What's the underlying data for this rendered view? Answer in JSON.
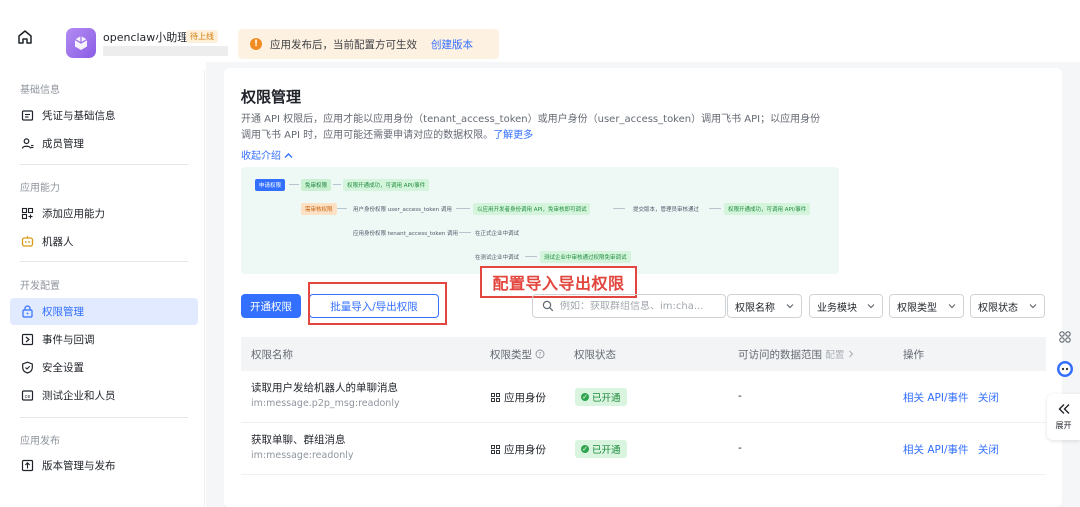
{
  "header": {
    "app_name": "openclaw小助理",
    "app_tag": "待上线",
    "notice_text": "应用发布后，当前配置方可生效",
    "notice_link": "创建版本"
  },
  "sidebar": {
    "sections": [
      {
        "title": "基础信息",
        "items": [
          {
            "label": "凭证与基础信息",
            "icon": "credential-icon"
          },
          {
            "label": "成员管理",
            "icon": "member-icon"
          }
        ]
      },
      {
        "title": "应用能力",
        "items": [
          {
            "label": "添加应用能力",
            "icon": "add-capability-icon"
          },
          {
            "label": "机器人",
            "icon": "robot-icon"
          }
        ]
      },
      {
        "title": "开发配置",
        "items": [
          {
            "label": "权限管理",
            "icon": "permission-icon",
            "active": true
          },
          {
            "label": "事件与回调",
            "icon": "event-icon"
          },
          {
            "label": "安全设置",
            "icon": "shield-icon"
          },
          {
            "label": "测试企业和人员",
            "icon": "test-icon"
          }
        ]
      },
      {
        "title": "应用发布",
        "items": [
          {
            "label": "版本管理与发布",
            "icon": "release-icon"
          }
        ]
      }
    ]
  },
  "main": {
    "title": "权限管理",
    "desc_line1": "开通 API 权限后，应用才能以应用身份（tenant_access_token）或用户身份（user_access_token）调用飞书 API；以应用身份",
    "desc_line2": "调用飞书 API 时，应用可能还需要申请对应的数据权限。",
    "desc_more": "了解更多",
    "collapse_label": "收起介绍",
    "flow": {
      "start": "申请权限",
      "no_review": "免审权限",
      "no_review_result": "权限开通成功，可调用 API/事件",
      "need_review": "需审核权限",
      "user_identity": "用户身份权限 user_access_token 调用",
      "user_result": "以应用开发者身份调用 API，免审核即可调试",
      "publish": "提交版本，管理员审核通过",
      "final": "权限开通成功，可调用 API/事件",
      "app_identity": "应用身份权限 tenant_access_token 调用",
      "enterprise": "在正式企业中调试",
      "test_enterprise": "在测试企业中调试",
      "test_result": "测试企业中审核通过权限免审调试"
    },
    "callout": "配置导入导出权限",
    "btn_open": "开通权限",
    "btn_batch": "批量导入/导出权限",
    "search_placeholder": "例如：获取群组信息、im:cha...",
    "filters": [
      "权限名称",
      "业务模块",
      "权限类型",
      "权限状态"
    ],
    "table": {
      "headers": {
        "name": "权限名称",
        "type": "权限类型",
        "status": "权限状态",
        "scope": "可访问的数据范围",
        "scope_sub": "配置",
        "action": "操作"
      },
      "rows": [
        {
          "name": "读取用户发给机器人的单聊消息",
          "code": "im:message.p2p_msg:readonly",
          "type": "应用身份",
          "status": "已开通",
          "scope": "-",
          "action_api": "相关 API/事件",
          "action_close": "关闭"
        },
        {
          "name": "获取单聊、群组消息",
          "code": "im:message:readonly",
          "type": "应用身份",
          "status": "已开通",
          "scope": "-",
          "action_api": "相关 API/事件",
          "action_close": "关闭"
        }
      ]
    }
  },
  "float": {
    "expand_label": "展开"
  },
  "colors": {
    "accent": "#3370ff",
    "active_bg": "#e1eaff",
    "annotation_red": "#e2463e",
    "success": "#1e8b3c"
  }
}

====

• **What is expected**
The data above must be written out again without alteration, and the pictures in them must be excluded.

• **Reply**
What's the underlying data for this rendered view? Answer in JSON.
{
  "header": {
    "app_name": "openclaw小助理",
    "app_tag": "待上线",
    "notice_text": "应用发布后，当前配置方可生效",
    "notice_link": "创建版本"
  },
  "sidebar": {
    "sections": [
      {
        "title": "基础信息",
        "items": [
          {
            "label": "凭证与基础信息",
            "icon": "credential-icon"
          },
          {
            "label": "成员管理",
            "icon": "member-icon"
          }
        ]
      },
      {
        "title": "应用能力",
        "items": [
          {
            "label": "添加应用能力",
            "icon": "add-capability-icon"
          },
          {
            "label": "机器人",
            "icon": "robot-icon"
          }
        ]
      },
      {
        "title": "开发配置",
        "items": [
          {
            "label": "权限管理",
            "icon": "permission-icon",
            "active": true
          },
          {
            "label": "事件与回调",
            "icon": "event-icon"
          },
          {
            "label": "安全设置",
            "icon": "shield-icon"
          },
          {
            "label": "测试企业和人员",
            "icon": "test-icon"
          }
        ]
      },
      {
        "title": "应用发布",
        "items": [
          {
            "label": "版本管理与发布",
            "icon": "release-icon"
          }
        ]
      }
    ]
  },
  "main": {
    "title": "权限管理",
    "desc_line1": "开通 API 权限后，应用才能以应用身份（tenant_access_token）或用户身份（user_access_token）调用飞书 API；以应用身份",
    "desc_line2": "调用飞书 API 时，应用可能还需要申请对应的数据权限。",
    "desc_more": "了解更多",
    "collapse_label": "收起介绍",
    "flow": {
      "start": "申请权限",
      "no_review": "免审权限",
      "no_review_result": "权限开通成功，可调用 API/事件",
      "need_review": "需审核权限",
      "user_identity": "用户身份权限 user_access_token 调用",
      "user_result": "以应用开发者身份调用 API，免审核即可调试",
      "publish": "提交版本，管理员审核通过",
      "final": "权限开通成功，可调用 API/事件",
      "app_identity": "应用身份权限 tenant_access_token 调用",
      "enterprise": "在正式企业中调试",
      "test_enterprise": "在测试企业中调试",
      "test_result": "测试企业中审核通过权限免审调试"
    },
    "callout": "配置导入导出权限",
    "btn_open": "开通权限",
    "btn_batch": "批量导入/导出权限",
    "search_placeholder": "例如：获取群组信息、im:cha...",
    "filters": [
      "权限名称",
      "业务模块",
      "权限类型",
      "权限状态"
    ],
    "table": {
      "headers": {
        "name": "权限名称",
        "type": "权限类型",
        "status": "权限状态",
        "scope": "可访问的数据范围",
        "scope_sub": "配置",
        "action": "操作"
      },
      "rows": [
        {
          "name": "读取用户发给机器人的单聊消息",
          "code": "im:message.p2p_msg:readonly",
          "type": "应用身份",
          "status": "已开通",
          "scope": "-",
          "action_api": "相关 API/事件",
          "action_close": "关闭"
        },
        {
          "name": "获取单聊、群组消息",
          "code": "im:message:readonly",
          "type": "应用身份",
          "status": "已开通",
          "scope": "-",
          "action_api": "相关 API/事件",
          "action_close": "关闭"
        }
      ]
    }
  },
  "float": {
    "expand_label": "展开"
  },
  "colors": {
    "accent": "#3370ff",
    "active_bg": "#e1eaff",
    "annotation_red": "#e2463e",
    "success": "#1e8b3c"
  }
}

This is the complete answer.